My husband and I purchased a 5th wheel trailer to move our furniture, etc. up to our new home, 500 miles away, We’d purchased land, designed a new home and realized that if the current house didn’t sell before the new house was finished, we’d need a place to live. It worked just as we planned and I have to say that I have some truly wonderful memories of living in that RV. We stayed at a campground at the east edge of town that happened to be attached to a gliderport. Our space was usually along the back row, parallel to the runway, What fun to watch the planes take off and land, and the area between our area and the runway was filled with prairie dog homes. I began feeding them leftover bread and peanuts. What a hoot — what a wonderful time! And across the road from the campground were fields where carrots, onions, potatoes and beets were grown. I was able to walk through the field with grocery sacks, picking through the leavings, I tell you, there’s nothing like fresh vegetables taken from the field, There was so much produce left behind by the harvesting machines that it was disturbing to me, knowing there were so many people who could use that food. We met a lot of very nice people by just staying there — other people came and went so we never really got to know them, but one camping club stayed there and we made friends with several of the members — they even voted to have us join their club!! We didn’t, and now we don’t have an RV so wouldn’t be able to participate, but it was fun at the time, There’s one group (can’t bring the name to mind right now), that has written a book on living in an RV and living ‘on the road’ as it were, When I find it, I’ll let you know,
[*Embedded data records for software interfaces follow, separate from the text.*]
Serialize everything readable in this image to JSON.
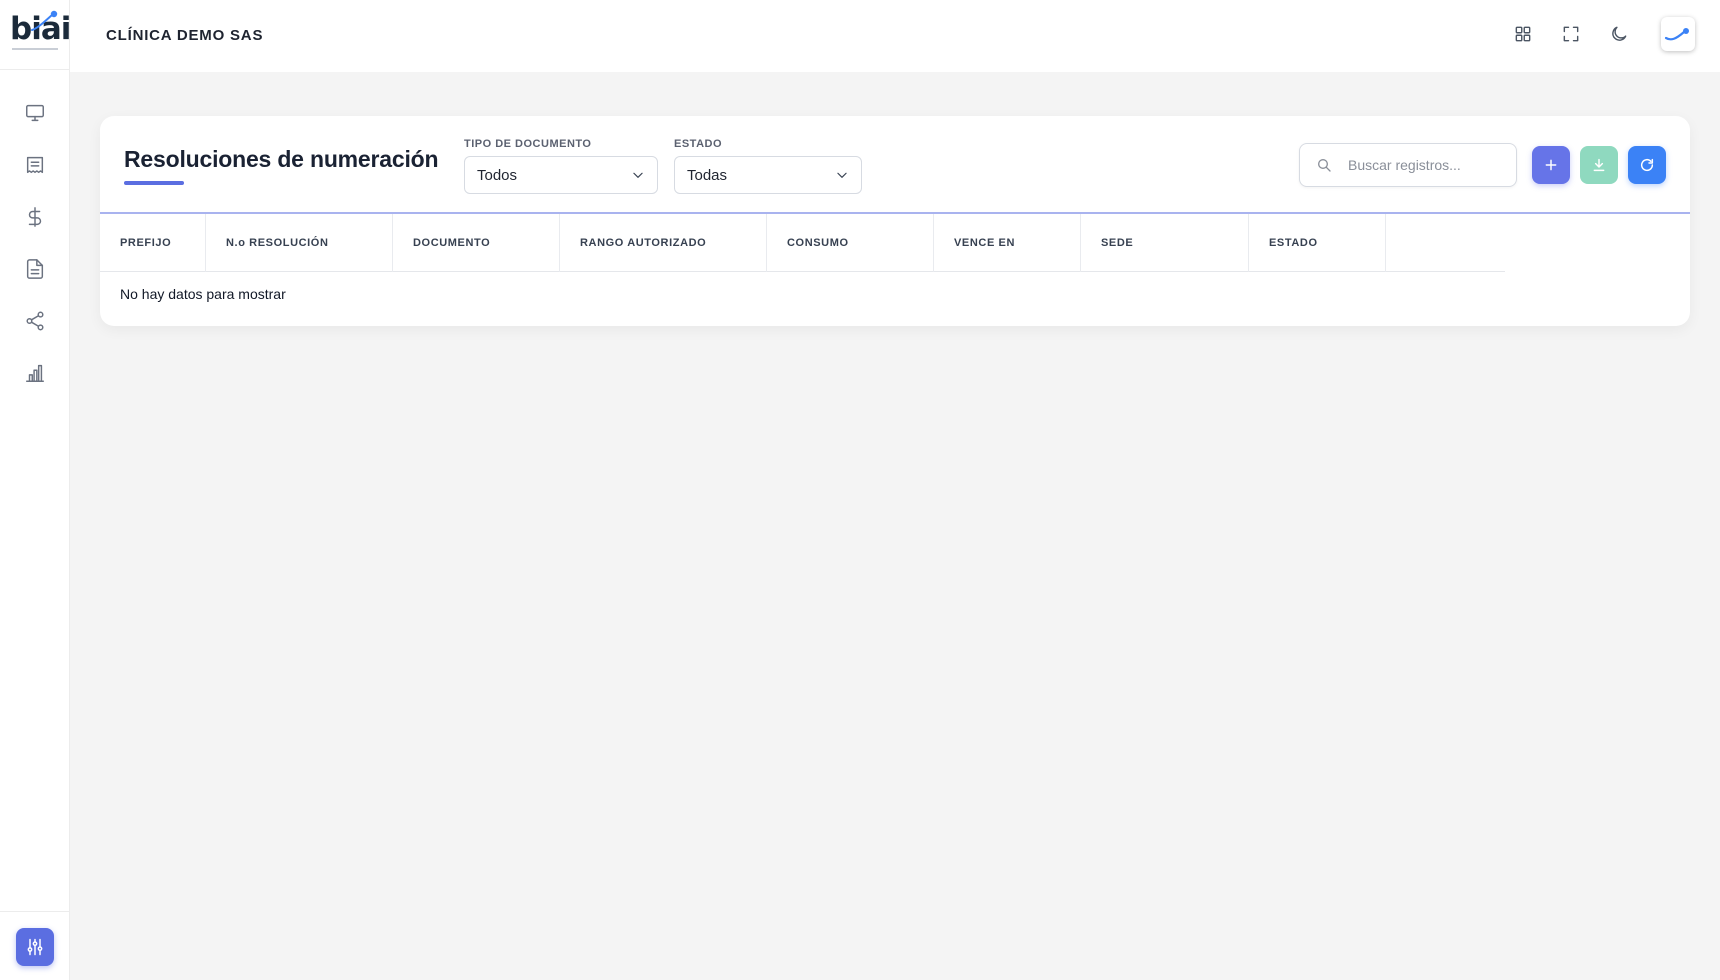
{
  "brand": {
    "logo_text": "biai",
    "accent": "#5b6ee1"
  },
  "header": {
    "company": "CLÍNICA DEMO SAS"
  },
  "sidebar": {
    "items": [
      {
        "icon": "monitor-icon"
      },
      {
        "icon": "receipt-icon"
      },
      {
        "icon": "dollar-icon"
      },
      {
        "icon": "document-icon"
      },
      {
        "icon": "share-icon"
      },
      {
        "icon": "bar-chart-icon"
      }
    ],
    "settings_icon": "sliders-icon"
  },
  "page": {
    "title": "Resoluciones de numeración"
  },
  "filters": {
    "document_type": {
      "label": "TIPO DE DOCUMENTO",
      "value": "Todos"
    },
    "status": {
      "label": "ESTADO",
      "value": "Todas"
    }
  },
  "search": {
    "placeholder": "Buscar registros..."
  },
  "table": {
    "columns": [
      "PREFIJO",
      "N.o RESOLUCIÓN",
      "DOCUMENTO",
      "RANGO AUTORIZADO",
      "CONSUMO",
      "VENCE EN",
      "SEDE",
      "ESTADO"
    ],
    "empty_text": "No hay datos para mostrar"
  }
}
That sounds like such fun! The fields sound amazing. I’ve stayed with my parents in their RV many times, also stayed in the RV with my dad driving it somewhere and parking it for me, and taken one trip where I did it all myself (only one little scrape on the way!), so I know I like the experience. But RV maintenance is a big job and I’ve never had to care about that. And staying for a couple of weeks is so different than planning a life in an RV. But it’s going to be fun!
Mireille Duval said:
I love that there are so many blogs about so many topics – truly something for whatever I am into at the moment. Right now that’s personal finance (I know, so drab, and yet) and I’m finding so much good info, so much well-written stuff – but it was the same when I was really into nutrition, or Disney World, or a bunch of stuff. Enjoy the blogs! (And I loved this post.)